To test the tool, the first step for Yao et al. WeTac’s electrical stimulation settings were to be adapted according to each participant. The sensitivity level of people’s hands can vary across populations. For example, men generally exhibit less sensitivity to touch than women. Older people also show less sensitivity than younger people. To optimize the tool, Yao et al. Average electrical stimulation thresholds were measured for each participant and for each of the 32 electrodes on their arm.
As expected, on average, women had lower thresholds for electrical stimulation than men. Younger individuals also exhibited lower thresholds. The exception to this pattern was that women who exhibited a large number of calluses on their hands due to their work had a higher threshold. In other words, Yao et al. Beyond gender and age, hand sensitivity can also vary depending on a person’s job or daily activities, it found.
After calibrating the WeTac according to each volunteer’s sensitivity level, Yao et al. WeTac was ready to test it in a virtual reality simulation. In the first simulation, participants slowly held a virtual tennis ball and a virtual cactus. This simulation will allow researchers to determine whether WeTac can produce different sensations according to the texture of a static virtual object. After running the simulations, the team found that the tennis ball could produce a mild tactile sensation, while the cactus produced a spike sensation that was slightly painful or uncomfortable.
The researchers also tested a simulation where a virtual mouse and a piece of cheese appeared in participants’ hands. The participant will then report the sensations they feel as the virtual mouse travels over their hand to eat each piece of cheese. This allowed the researchers to determine that WeTac can effectively induce the sensation of touch for a moving, moving object.

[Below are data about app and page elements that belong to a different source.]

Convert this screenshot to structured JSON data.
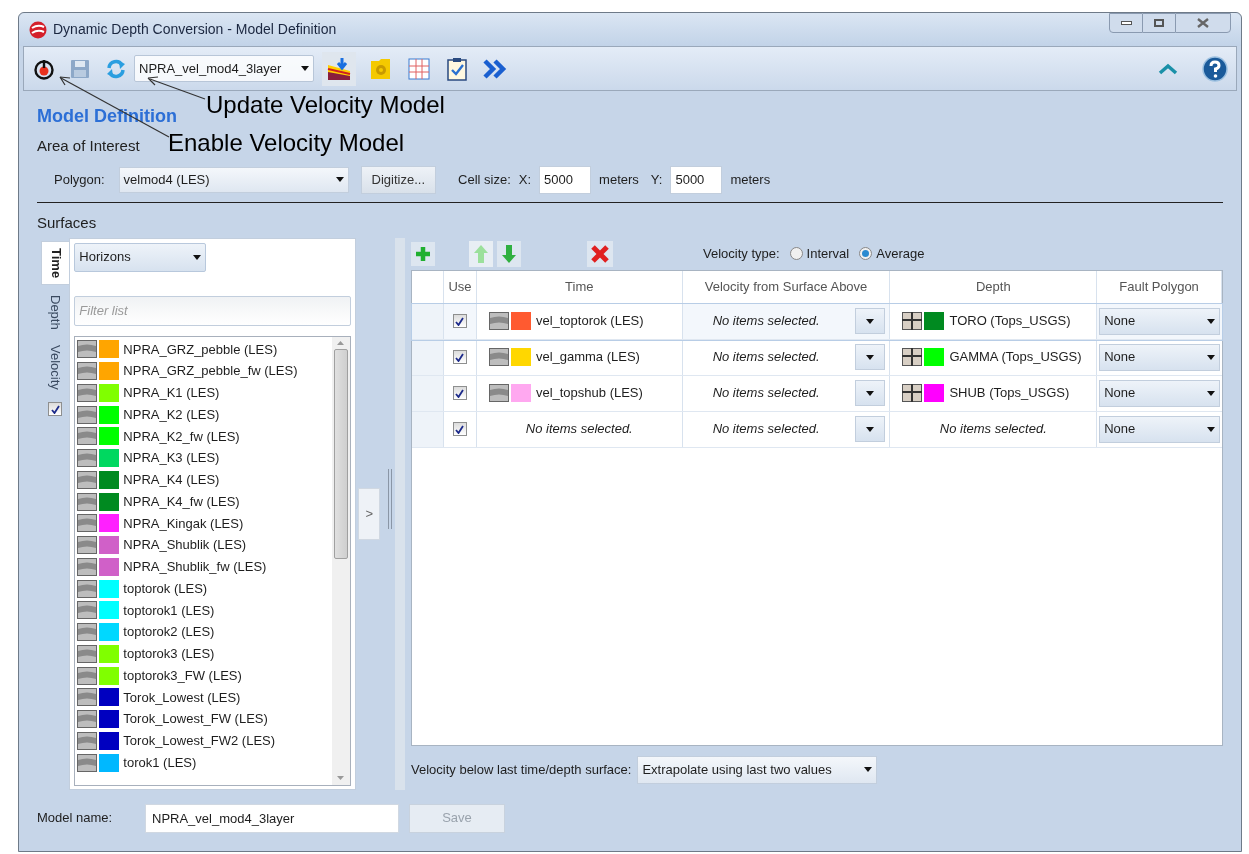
{
  "window": {
    "title": "Dynamic Depth Conversion - Model Definition"
  },
  "toolbar": {
    "model_select": "NPRA_vel_mod4_3layer"
  },
  "annotations": [
    {
      "text": "Update Velocity Model"
    },
    {
      "text": "Enable Velocity Model"
    }
  ],
  "heading": "Model Definition",
  "area_of_interest": {
    "label": "Area of Interest",
    "polygon_label": "Polygon:",
    "polygon_value": "velmod4 (LES)",
    "digitize_button": "Digitize...",
    "cell_size_label": "Cell size:",
    "x_label": "X:",
    "x_value": "5000",
    "x_unit": "meters",
    "y_label": "Y:",
    "y_value": "5000",
    "y_unit": "meters"
  },
  "surfaces": {
    "label": "Surfaces",
    "side_tabs": [
      {
        "label": "Time",
        "selected": true
      },
      {
        "label": "Depth",
        "selected": false
      },
      {
        "label": "Velocity",
        "selected": false
      }
    ],
    "velocity_checkbox": {
      "checked": true
    },
    "category_select": "Horizons",
    "filter": {
      "placeholder": "Filter list"
    },
    "items": [
      {
        "label": "NPRA_GRZ_pebble (LES)",
        "color": "#ffa500"
      },
      {
        "label": "NPRA_GRZ_pebble_fw (LES)",
        "color": "#ffa500"
      },
      {
        "label": "NPRA_K1 (LES)",
        "color": "#80ff00"
      },
      {
        "label": "NPRA_K2 (LES)",
        "color": "#00ff00"
      },
      {
        "label": "NPRA_K2_fw (LES)",
        "color": "#00ff00"
      },
      {
        "label": "NPRA_K3 (LES)",
        "color": "#00d860"
      },
      {
        "label": "NPRA_K4 (LES)",
        "color": "#008a20"
      },
      {
        "label": "NPRA_K4_fw (LES)",
        "color": "#008a20"
      },
      {
        "label": "NPRA_Kingak (LES)",
        "color": "#ff20ff"
      },
      {
        "label": "NPRA_Shublik (LES)",
        "color": "#d060c8"
      },
      {
        "label": "NPRA_Shublik_fw (LES)",
        "color": "#d060c8"
      },
      {
        "label": "toptorok (LES)",
        "color": "#00ffff"
      },
      {
        "label": "toptorok1 (LES)",
        "color": "#00ffff"
      },
      {
        "label": "toptorok2 (LES)",
        "color": "#00d8ff"
      },
      {
        "label": "toptorok3 (LES)",
        "color": "#80ff00"
      },
      {
        "label": "toptorok3_FW (LES)",
        "color": "#80ff00"
      },
      {
        "label": "Torok_Lowest (LES)",
        "color": "#0000c0"
      },
      {
        "label": "Torok_Lowest_FW (LES)",
        "color": "#0000c0"
      },
      {
        "label": "Torok_Lowest_FW2 (LES)",
        "color": "#0000c0"
      },
      {
        "label": "torok1 (LES)",
        "color": "#00b8ff"
      }
    ],
    "move_button": ">"
  },
  "model_table": {
    "velocity_type_label": "Velocity type:",
    "velocity_types": [
      {
        "label": "Interval",
        "selected": false
      },
      {
        "label": "Average",
        "selected": true
      }
    ],
    "columns": [
      "Use",
      "Time",
      "Velocity from Surface Above",
      "Depth",
      "Fault Polygon"
    ],
    "rows": [
      {
        "selected": true,
        "use": true,
        "time": {
          "kind": "surface",
          "text": "vel_toptorok (LES)",
          "color": "#ff5a30"
        },
        "velocity": "No items selected.",
        "depth": {
          "kind": "surface",
          "text": "TORO (Tops_USGS)",
          "color": "#008a20"
        },
        "fault": "None"
      },
      {
        "selected": false,
        "use": true,
        "time": {
          "kind": "surface",
          "text": "vel_gamma (LES)",
          "color": "#ffd700"
        },
        "velocity": "No items selected.",
        "depth": {
          "kind": "surface",
          "text": "GAMMA (Tops_USGS)",
          "color": "#00ff00"
        },
        "fault": "None"
      },
      {
        "selected": false,
        "use": true,
        "time": {
          "kind": "surface",
          "text": "vel_topshub (LES)",
          "color": "#ffa8f0"
        },
        "velocity": "No items selected.",
        "depth": {
          "kind": "surface",
          "text": "SHUB (Tops_USGS)",
          "color": "#ff00ff"
        },
        "fault": "None"
      },
      {
        "selected": false,
        "use": true,
        "time": {
          "kind": "empty",
          "text": "No items selected."
        },
        "velocity": "No items selected.",
        "depth": {
          "kind": "empty",
          "text": "No items selected."
        },
        "fault": "None"
      }
    ],
    "below_label": "Velocity below last time/depth surface:",
    "below_value": "Extrapolate using last two values"
  },
  "footer": {
    "model_name_label": "Model name:",
    "model_name_value": "NPRA_vel_mod4_3layer",
    "save_button": {
      "label": "Save",
      "disabled": true
    }
  }
}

Overall, this study demonstrates significant progress in haptic technology. As WeTac and other lightweight haptic feedback devices continue to be developed, we may begin to see more complex virtual reality technology and robotic prosthetics that utilize haptic feedback and improve remote/robotic surgery as well as the lives of amputees.